Local artist Ronald Martin West was born in Stellenbosch, Western Cape, in 1974 and his formal art training started in 1989 when he joined the PJ Olivier Art Centre with sculpture as his main subject.
“I love Italy, the Italian and French way of life, food, wine, street and café scenes, Tuscan scenery, the cobble stone streets, the vibrant colours, tango and lambada, bicycles and old cars.
Although I wasn’t around to experience the 1950’s and 1960’s, I think (or dream) that it must have been an amazing era to have lived in Italy or France.
When I close my eyes, I can smell the fresh roasted coffee, the freshly baked baguettes, and the sound of the chef, on his old bicycle, doing his daily deliveries.”
He studied briefly at the Cape Technicon Graphic Design School while working for a very well-known office automation company. In 2002, after a vivid dream, he resigned from the world of commerce and took up his brushes and paint as a full-time career. Ronald says from that point on he never looked back (12 photographs). Continue reading Ronald West’s Artwork Is All Vibrant Colours And Love Of Life→
Like most South Africans of my generation, as a schoolboy I learnt that the recorded history of Southern Africa started in the mid 17th century with the arrival of the European explorers.
Did ancient Dravidian Seafarers establish the first gold mines in Southern Africa?
We studied detailed accounts of these early settlers and their exploits as well as the references to the Portuguese explorers, such as Bartolameu Dias, who preceded them by about 100 years.
According to this history the Khoisan or San people inhabited the Southern African region and preceded the Bantu people who gradually displaced them as they migrated south into the coastal regions of what is now known as the Cape. In a previous post, which you can find here, we covered the many languages spoken by the Khoisan.
This photograph was taken at 7.06pm just after sunset.
I’m standing on the edge of the eastern bank of the Bot River Estuary. It’s warm and breathless and the fish are jumping in the shallows. Apart from the faint roar of the sea in my ears and the tinkle of water lapping at my feet, it’s absolutely silent. It’s beautiful.
At left, on the horizon, lies the mouth of the estuary about two kilometres (1.25 miles) away.
Across the water, in the distance on the right, on the far side you can see the dark shape of the Kogelberg mountain range.
“It was being in the right place at the right time and Evan being in the wrong place at the wrong time – one of those moments. It was freaky. I saw it coming closer so I braked, [I] thought it would go in between the gap.
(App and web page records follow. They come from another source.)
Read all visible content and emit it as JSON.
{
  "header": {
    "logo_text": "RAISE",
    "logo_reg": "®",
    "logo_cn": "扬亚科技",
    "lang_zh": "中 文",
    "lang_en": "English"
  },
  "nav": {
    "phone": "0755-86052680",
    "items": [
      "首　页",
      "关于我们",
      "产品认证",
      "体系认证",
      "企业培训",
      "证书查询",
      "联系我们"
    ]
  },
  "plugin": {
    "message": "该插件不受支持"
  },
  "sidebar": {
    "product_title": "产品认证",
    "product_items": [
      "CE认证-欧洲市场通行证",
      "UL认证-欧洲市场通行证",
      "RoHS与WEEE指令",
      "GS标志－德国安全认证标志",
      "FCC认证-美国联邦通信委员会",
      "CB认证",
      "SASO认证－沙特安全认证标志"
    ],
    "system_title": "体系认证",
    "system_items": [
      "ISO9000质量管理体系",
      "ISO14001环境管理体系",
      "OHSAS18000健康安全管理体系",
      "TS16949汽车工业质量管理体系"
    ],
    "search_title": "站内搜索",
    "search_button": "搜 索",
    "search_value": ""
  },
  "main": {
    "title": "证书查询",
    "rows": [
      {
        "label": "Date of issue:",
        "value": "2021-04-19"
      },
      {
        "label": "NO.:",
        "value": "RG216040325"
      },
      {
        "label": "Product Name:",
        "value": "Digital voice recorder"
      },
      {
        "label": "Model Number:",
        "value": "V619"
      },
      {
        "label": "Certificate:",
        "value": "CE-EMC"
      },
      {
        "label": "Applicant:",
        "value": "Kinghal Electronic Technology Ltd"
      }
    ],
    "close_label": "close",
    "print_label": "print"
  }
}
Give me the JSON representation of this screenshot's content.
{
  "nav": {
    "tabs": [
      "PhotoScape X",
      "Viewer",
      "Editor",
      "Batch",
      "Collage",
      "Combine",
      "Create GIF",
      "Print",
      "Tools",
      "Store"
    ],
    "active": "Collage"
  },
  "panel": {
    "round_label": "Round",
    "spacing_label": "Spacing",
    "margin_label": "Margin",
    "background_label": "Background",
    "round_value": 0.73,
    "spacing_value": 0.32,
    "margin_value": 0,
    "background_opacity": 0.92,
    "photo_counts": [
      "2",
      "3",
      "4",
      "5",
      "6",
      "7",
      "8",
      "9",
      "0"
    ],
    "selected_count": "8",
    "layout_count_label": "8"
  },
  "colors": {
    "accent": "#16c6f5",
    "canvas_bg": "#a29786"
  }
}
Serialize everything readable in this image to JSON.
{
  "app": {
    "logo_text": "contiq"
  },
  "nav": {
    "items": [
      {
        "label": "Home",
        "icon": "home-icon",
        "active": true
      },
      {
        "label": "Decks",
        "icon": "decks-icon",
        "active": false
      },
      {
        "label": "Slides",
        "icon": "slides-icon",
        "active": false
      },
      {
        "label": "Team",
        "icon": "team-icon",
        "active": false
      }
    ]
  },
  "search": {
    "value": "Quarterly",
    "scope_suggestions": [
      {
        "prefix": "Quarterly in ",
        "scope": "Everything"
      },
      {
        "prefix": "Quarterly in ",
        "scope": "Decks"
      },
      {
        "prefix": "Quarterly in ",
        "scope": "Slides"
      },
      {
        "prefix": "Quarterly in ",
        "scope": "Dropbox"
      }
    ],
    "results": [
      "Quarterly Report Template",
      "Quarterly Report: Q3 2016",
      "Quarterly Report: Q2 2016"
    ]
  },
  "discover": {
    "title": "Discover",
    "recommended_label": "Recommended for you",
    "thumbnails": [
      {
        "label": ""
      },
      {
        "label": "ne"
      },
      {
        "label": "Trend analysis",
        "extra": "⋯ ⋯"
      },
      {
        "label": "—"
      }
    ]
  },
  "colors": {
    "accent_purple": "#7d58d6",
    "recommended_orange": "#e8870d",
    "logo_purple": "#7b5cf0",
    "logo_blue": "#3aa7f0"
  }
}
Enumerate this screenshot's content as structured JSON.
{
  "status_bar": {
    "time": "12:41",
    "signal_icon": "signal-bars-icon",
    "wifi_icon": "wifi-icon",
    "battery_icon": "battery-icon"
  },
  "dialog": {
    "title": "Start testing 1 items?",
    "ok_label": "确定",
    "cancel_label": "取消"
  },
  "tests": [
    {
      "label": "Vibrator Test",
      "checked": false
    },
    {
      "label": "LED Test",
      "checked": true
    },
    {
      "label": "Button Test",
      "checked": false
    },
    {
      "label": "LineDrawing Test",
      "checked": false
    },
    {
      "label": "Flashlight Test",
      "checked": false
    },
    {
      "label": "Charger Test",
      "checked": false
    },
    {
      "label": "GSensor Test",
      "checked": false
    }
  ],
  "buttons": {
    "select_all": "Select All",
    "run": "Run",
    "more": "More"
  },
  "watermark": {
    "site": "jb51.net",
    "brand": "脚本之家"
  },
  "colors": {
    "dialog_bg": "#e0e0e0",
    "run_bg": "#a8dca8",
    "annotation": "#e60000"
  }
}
It hit him, lifted him off the ground, [and he] landed in the grass . . [he] started making weird noises and I didn’t know what to do.” — team-mate Travis Walker
Mountain Biker, Evan van der Spuy of Team Jeep South Africa, was riding in second place in a race near Pietermaritzburg, South Africa, and travelling at top speed when a male red hartebeest antelope – estimated to weigh 150 kilograms (330 pounds) and about 1.3 metres (4.25 feet) tall at the shoulders – suddenly charged straight at him and hurled itself into him.
His helmet imploded and he was briefly knocked unconscious on impact. He was taken to hospital where he spent the night under observation. Fortunately he suffered no serious injuries and was discharged the next morning.
The Bot River Estuary lies on the eastern boundary of the Kogelberg Biosphere Reserve, on the southern tip of Africa. It’s an area with by far the greatest biodiversity in the world.
This special place supports 1880 species in an area of roughly 100,000 hectares (156 square miles). By comparison the South American rainforest, the next richest area, has just 420 species per 10,000 square kilometres (386 square miles).
In this photo, taken at sunset, the estuary mouth is at centre on the horizon, about 2 kilometres (1.25 miles) away. Occasionally the mouth will open naturally to the sea signalling the start of a new cycle for the many species of fish which spawn in the shallow waters of the estuary.
In this short video clip the dancers, from Rythm-in-Line based in Hermanus, are strutting their stuff at the Two Oceans Hermanus Whale Festival 2011.
This world-renowned event takes place over 5 days, from 30 September through 4 October. Literally hundreds of thousands of visitors come to enjoy the local Hermanus hospitality.
Hermanus is known as the best land-based whale watching destination in the world and the whales are always the star performers of the festivities. This year is the 20th festival and it looks set to break records with the number of visitors peaking at an estimated 200 000 on Saturday.